Controversy back then was focused on removal of historic and stately properties in the Corn Hill area, or what is today the I-490 bridge over the Genesee River hemming in a planned government building district, and the east and west connections to the New York state Thruway.
Less attention seemingly was paid to the people forced out.
People like Mrs. George R. Woods, who lived in an upstairs apartment at 72 Joslyn St. off Scio Street when the demolition started there in 1962.
She had persisted, long after the tenants were told to go, after the utilities were shut off and the bulldozers were at the door. Children had broken nearly every window of the otherwise abandoned building, throwing rocks. Scavengers had stripped it of its plumbing and other wares, the Democrat and Chronicle reported at the time.
The only one that still came around was the mailman, to whom she penned a note, left tacked on her door.
It read: "Don't believe I've moved away. I'm still here. Mrs. Woods."
David Gantt's legacy
Joslyn Street used to be between Delevan and Lyndhurst streets.
The latter is today a narrow, tree-lined road where two-story houses on narrow lots hug the sidewalks on either side.
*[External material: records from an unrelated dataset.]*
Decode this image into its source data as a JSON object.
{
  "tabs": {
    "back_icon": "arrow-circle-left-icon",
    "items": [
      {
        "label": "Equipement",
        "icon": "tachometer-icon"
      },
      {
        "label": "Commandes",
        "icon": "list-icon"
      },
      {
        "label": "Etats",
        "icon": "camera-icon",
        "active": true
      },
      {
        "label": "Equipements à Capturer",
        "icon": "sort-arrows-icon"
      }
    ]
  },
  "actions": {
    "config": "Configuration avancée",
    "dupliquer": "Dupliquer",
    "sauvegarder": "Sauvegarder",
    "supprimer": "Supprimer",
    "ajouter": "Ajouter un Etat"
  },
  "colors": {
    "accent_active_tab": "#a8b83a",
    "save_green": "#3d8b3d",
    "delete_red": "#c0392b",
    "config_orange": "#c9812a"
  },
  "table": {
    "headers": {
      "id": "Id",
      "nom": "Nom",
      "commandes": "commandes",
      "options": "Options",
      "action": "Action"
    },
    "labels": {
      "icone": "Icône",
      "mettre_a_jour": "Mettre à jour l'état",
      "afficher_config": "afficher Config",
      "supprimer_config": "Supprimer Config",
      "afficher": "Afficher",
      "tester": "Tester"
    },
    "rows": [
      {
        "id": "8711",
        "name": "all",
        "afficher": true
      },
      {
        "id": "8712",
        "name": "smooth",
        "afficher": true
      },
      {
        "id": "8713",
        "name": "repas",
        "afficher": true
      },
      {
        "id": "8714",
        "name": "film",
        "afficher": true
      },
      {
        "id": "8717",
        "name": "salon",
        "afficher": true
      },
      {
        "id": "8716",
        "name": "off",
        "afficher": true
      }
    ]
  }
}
That is, until abruptly giving way on one side to a rusted chain-link fence holding back the overgrowth of the Inner Loop's embankment.
The late Assemblyman David Gantt lived on Lyndhurst for the better part of 50 years.
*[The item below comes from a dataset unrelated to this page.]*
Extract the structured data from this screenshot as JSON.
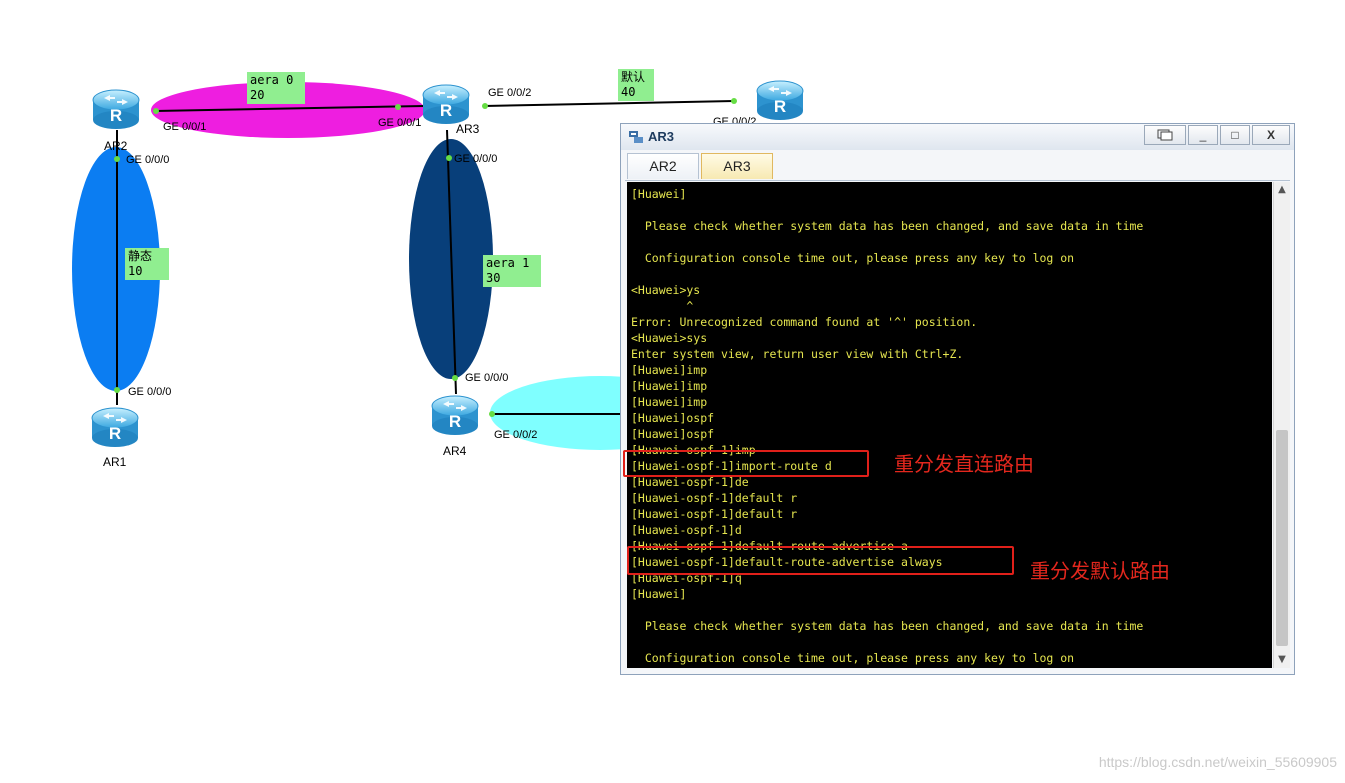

In addition to his own house, Gantt owned at least five other properties, all assessed, like the rest of the neighborhood, around $60,000 or less.
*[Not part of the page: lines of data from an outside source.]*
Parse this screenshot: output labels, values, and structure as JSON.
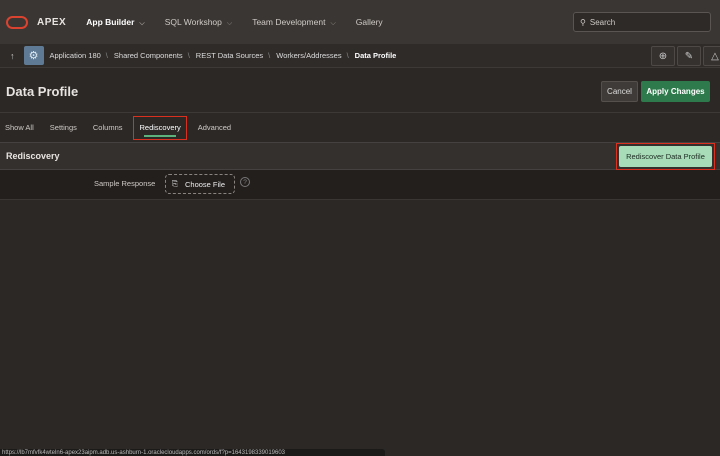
{
  "header": {
    "brand": "APEX",
    "nav": [
      {
        "label": "App Builder"
      },
      {
        "label": "SQL Workshop"
      },
      {
        "label": "Team Development"
      },
      {
        "label": "Gallery"
      }
    ],
    "search_placeholder": "Search"
  },
  "breadcrumb": [
    "Application 180",
    "Shared Components",
    "REST Data Sources",
    "Workers/Addresses",
    "Data Profile"
  ],
  "page": {
    "title": "Data Profile",
    "cancel": "Cancel",
    "apply": "Apply Changes"
  },
  "tabs": [
    "Show All",
    "Settings",
    "Columns",
    "Rediscovery",
    "Advanced"
  ],
  "region": {
    "title": "Rediscovery",
    "button": "Rediscover Data Profile",
    "field_label": "Sample Response",
    "file_button": "Choose File",
    "help": "?"
  },
  "status_url": "https://lb7mfvfk4wteln6-apex23aipm.adb.us-ashburn-1.oraclecloudapps.com/ords/f?p=1643198339019603"
}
All sold quickly this summer for asking prices ranging from $96,000 to $150,000.
"This neighborhood is almost ... an anomaly," said Darlene Masucci, the Realtor representing Gantt's estate. "It's like David Gantt's legacy. He built the street up."
On the south side of the Inner Loop, just a few blocks walk, is Grove Place, which touts itself as the oldest continually occupied downtown neighborhood. Most of the properties here had long been converted to boarding houses when the highway came through. Vacancy was a problem, but demolition was met with restoration in the late 1960s, driven by a newly formed neighborhood association.
Home values today are three and four times those of the neighborhood to the north.
One of the newest residents is Sen. Jeremy Cooney, D-Rochester, and his wife, who closed on a $650,000 townhouse in September.
Whatever happens to the Inner Loop is most going to affect these residents, living on either side. That has led to the formation of Hinge Neighbors, a group focused on elevating those voices and ensuring they have a seat at the table.
Because this conversation is about the past but also the present and the future.
"It was a great community," said school board member Cynthia Elliott, who grew up on Scio and at the Lewis Street Center, and was friends with Board of Elections Commissioner Jackie Ortiz's father.
Ortiz also grew up in the neighborhood, and lived for a period in the longtime family home on Ontario Street after first being elected at-large to City Council.
"We are emotional about it," Elliott said of those with connections to the area. "My concern is for the people who are still in the community — that they are not lost."
By the numbers
Traffic counts along the northern stretch vary from 10,000 vehicles a day by East Main Street to just more than 40,000 vehicles a day nearest Interstate/490. The Inner Loop East, by comparison, saw between 7,000 and 10,000 vehicles per day, officials said.